Vitamin B-12 (cobalamin) plays an essential role in red blood cell formation, cell metabolism, nerve function and the production of DNA (the molecules within cells that carry genetic information), according to the Mayo Clinic, an entity nonprofit dedicated to clinical practice, education, and research.

He also explained that Food sources of vitamin B-12 include poultry, beef, fish, and dairy.

In addition, vitamin B-12 is also added to certain foods, such as fortified breakfast cereals, and is available as an oral supplement.

Similarly, injections or a nasal spray of vitamin B-12 can be prescribed to treat its deficiency and, although it is not common, people who follow a vegetarian or vegan diet could be prone and if left untreated, this deficiency can cause anemia , fatigue, muscle weakness, intestinal problems, nerve damage, and mood disorders.

Additionally, the portal Ecoceutics revealed that vitamin B12 with vitamins B1 and B6 are ideal for treating back pain, as they “It seems to be associated with the regeneration of damaged nerves, with the control of pain sensation through the stabilization of nerve conduction and with the optimization of certain pain control mechanisms of the central nervous system.”

Regarding how often it is recommended to take vitamin B12, the Online Information Center for Authorized Medicines (Cima) of the Spanish Agency for Medicines and Health Products (Aemps), indicated that “in prevention and treatment of vitamin B12 deficiency, it is generally recommended: one capsule a day for eight weeks and one capsule a week as a maintenance dose.”
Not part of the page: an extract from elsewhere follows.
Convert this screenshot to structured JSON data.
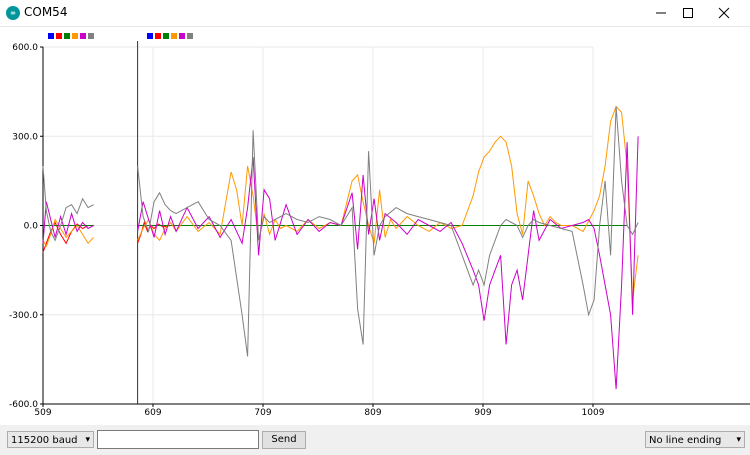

In any case, before doing so, the first thing to do is consult a health expert so that he or she can guide the process and indicate what is most appropriate for each person, since high doses of vitamin B-12 , such as those used to treat a deficiency, can cause the following:

  • Headache.
  • Nausea and vomiting.
  • Diarrhea.
  • Fatigue or weakness.
  • Tingling sensation in the hands and feet.

For its part, according to the Mayo Clinic, studies on the use of vitamin B12 for specific activities and conditions have shown the following:

  • Diseases of the heart and blood vessels. Researchers previously believed that vitamin B12 in combination with folic acid (vitamin B9) and vitamin B-6 might prevent heart and blood vessel disease by lowering levels of an amino acid in the blood (homocysteine). However, studies show that combining these vitamins does not appear to reduce the risk or severity of cardiovascular disease and stroke.
  • Dementia. Vitamin B12 deficiency is associated with dementia and low cognitive function, but it is not clear whether vitamin B12 supplementation can help prevent or treat dementia.
  • athletic performance. Barring a vitamin B12 deficiency, there is no evidence that vitamin B12 supplementation improves energy or makes you a better athlete.

Recommended amounts of vitamin B

Consumption will depend on age, according to the US National Institutes of Health (NIH).

  • Babies up to 6 months: 0.4 mcg
  • Babies 7 to 12 months: 0.5 mcg
  • Children 1 to 3 years: 0.9 mcg
  • Children 4 to 8 years old: 1.2 mcg
  • Children 9 to 13 years old: 1.8 mcg
  • Adolescents 14 to 18 years old: 2.4 mcg
  • Adults: 2.4mcg
  • Pregnant women and adolescents: 2.6 mcg
  • Breastfeeding women and adolescents: 2.8 mcg